Monday, 8 November 2010

A basilica consecrated

Following the day upon which the Holy Father Pope Benedict XVI consecrated the Sagrada Familia Basilica in Barcelona I think it only appropriate to post a picture I took last year of one of Gaudi's fascinating models used in working out his architecture. I have the feeling that he was attempting to re-think gothic architecture in the age of the solitary artist. He devoted something like the last twenty-six years of his life to the basilica, living on site, only going out each day to attend mass. Knocked down in the street by a tram on one such outing and eventually dying as a result of his injuries he was three days in the hospital before he was recognised as the celebrated architect.
I was lucky to catch the ceremonies on a video link just as Pope Benedict, in the pontifical dalmatic, was about to annoint the altar. As he did so I was struck by the fact that this was no mere thumb touch of the holy oil but a real messy pouring out and spreading over. It resonated most powerfully for me with those scriptural instances of consecrations and annointings we come across in the Old Testament as something very materially real- no mere nice attenuated symbolising.
Pope Bendict's visit to Spain seems to me a very powerfully prophetic gesture aimed at reconnecting Europe with the Christian sources of its culture. The ancient (and continuing) tradition of pilgrimage to Compostella once drew a matrix of roads through Europe marked by great churches at nodal points while Gaudi's basilica suggests that cultural tradition still living and vital in the modern era.

Friday, 5 November 2010

On the road- Lincoln.

A couple of weeks ago I managed to resume my longstanding project of visiting all the medieval cathedrals and major churches of England and Wales. First on the list was Lincoln Cathedral. Lincolnshire being somewhat flat, the cathedral dominates a large area in part owing to its placement on one of the very few hills in that county. For a couple of centuries the spire on the crossing tower made it the highest built structure on earth. Unfortunately it fell down in 1549 and was not replaced. This was, of course, during the reign of Edward VI when, the English Reformation having entered a particularly virulent Protestant phase, good works were suppressed.

In the Middle Ages the diocese of Lincoln covered much of Eastern England extending from the Thames in the south to the Humber in the north. Notable bishops included St Hugh of Lincoln, a contemporary of St Thomas Becket, and Robert Grosseteste, one of the greatest scholars of medieval England. Later the Cathedral's most illustrious organist was none other than William Byrd.

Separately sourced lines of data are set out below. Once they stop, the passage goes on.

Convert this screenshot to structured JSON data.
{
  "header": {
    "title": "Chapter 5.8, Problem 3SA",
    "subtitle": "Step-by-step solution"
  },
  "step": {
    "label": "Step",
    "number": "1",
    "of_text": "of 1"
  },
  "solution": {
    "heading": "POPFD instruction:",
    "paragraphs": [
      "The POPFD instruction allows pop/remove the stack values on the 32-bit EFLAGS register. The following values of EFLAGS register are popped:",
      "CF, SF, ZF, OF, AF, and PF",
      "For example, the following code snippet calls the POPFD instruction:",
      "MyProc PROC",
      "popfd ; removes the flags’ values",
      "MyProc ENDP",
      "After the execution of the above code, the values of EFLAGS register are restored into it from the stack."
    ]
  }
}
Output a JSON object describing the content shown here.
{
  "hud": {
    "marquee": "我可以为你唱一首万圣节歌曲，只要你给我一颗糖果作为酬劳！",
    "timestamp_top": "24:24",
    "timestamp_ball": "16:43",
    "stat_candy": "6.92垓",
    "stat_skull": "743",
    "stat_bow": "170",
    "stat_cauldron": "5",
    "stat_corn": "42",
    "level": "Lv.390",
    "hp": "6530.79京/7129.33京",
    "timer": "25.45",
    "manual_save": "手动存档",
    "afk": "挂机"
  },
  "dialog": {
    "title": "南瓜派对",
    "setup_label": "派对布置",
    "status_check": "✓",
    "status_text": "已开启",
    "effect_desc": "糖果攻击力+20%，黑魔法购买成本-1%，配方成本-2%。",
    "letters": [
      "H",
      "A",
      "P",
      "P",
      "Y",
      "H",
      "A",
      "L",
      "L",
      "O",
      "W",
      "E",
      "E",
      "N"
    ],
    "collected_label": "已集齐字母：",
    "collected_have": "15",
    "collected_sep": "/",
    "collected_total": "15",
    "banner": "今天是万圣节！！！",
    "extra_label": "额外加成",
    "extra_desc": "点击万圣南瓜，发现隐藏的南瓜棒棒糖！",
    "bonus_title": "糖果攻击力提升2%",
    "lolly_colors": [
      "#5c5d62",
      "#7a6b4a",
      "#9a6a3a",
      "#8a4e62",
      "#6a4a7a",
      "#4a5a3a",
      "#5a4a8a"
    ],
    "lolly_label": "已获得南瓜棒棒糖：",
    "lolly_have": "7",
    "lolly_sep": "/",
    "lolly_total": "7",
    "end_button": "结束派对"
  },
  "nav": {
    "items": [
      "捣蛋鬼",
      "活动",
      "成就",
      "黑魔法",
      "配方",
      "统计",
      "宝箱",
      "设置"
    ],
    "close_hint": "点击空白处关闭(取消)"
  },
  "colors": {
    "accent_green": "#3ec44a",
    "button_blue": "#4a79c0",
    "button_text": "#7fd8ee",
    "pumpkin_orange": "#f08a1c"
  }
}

The view above, taken from the Morrisons car park, conveys something of the way in which the strongly vertical emphasis shared by the twin western towers and central crossing tower still dominates the modern city. Admission to the Cathedral is six pounds- which unfortunately does not guarantee entry to the treasury or library both of which were closed when I was there.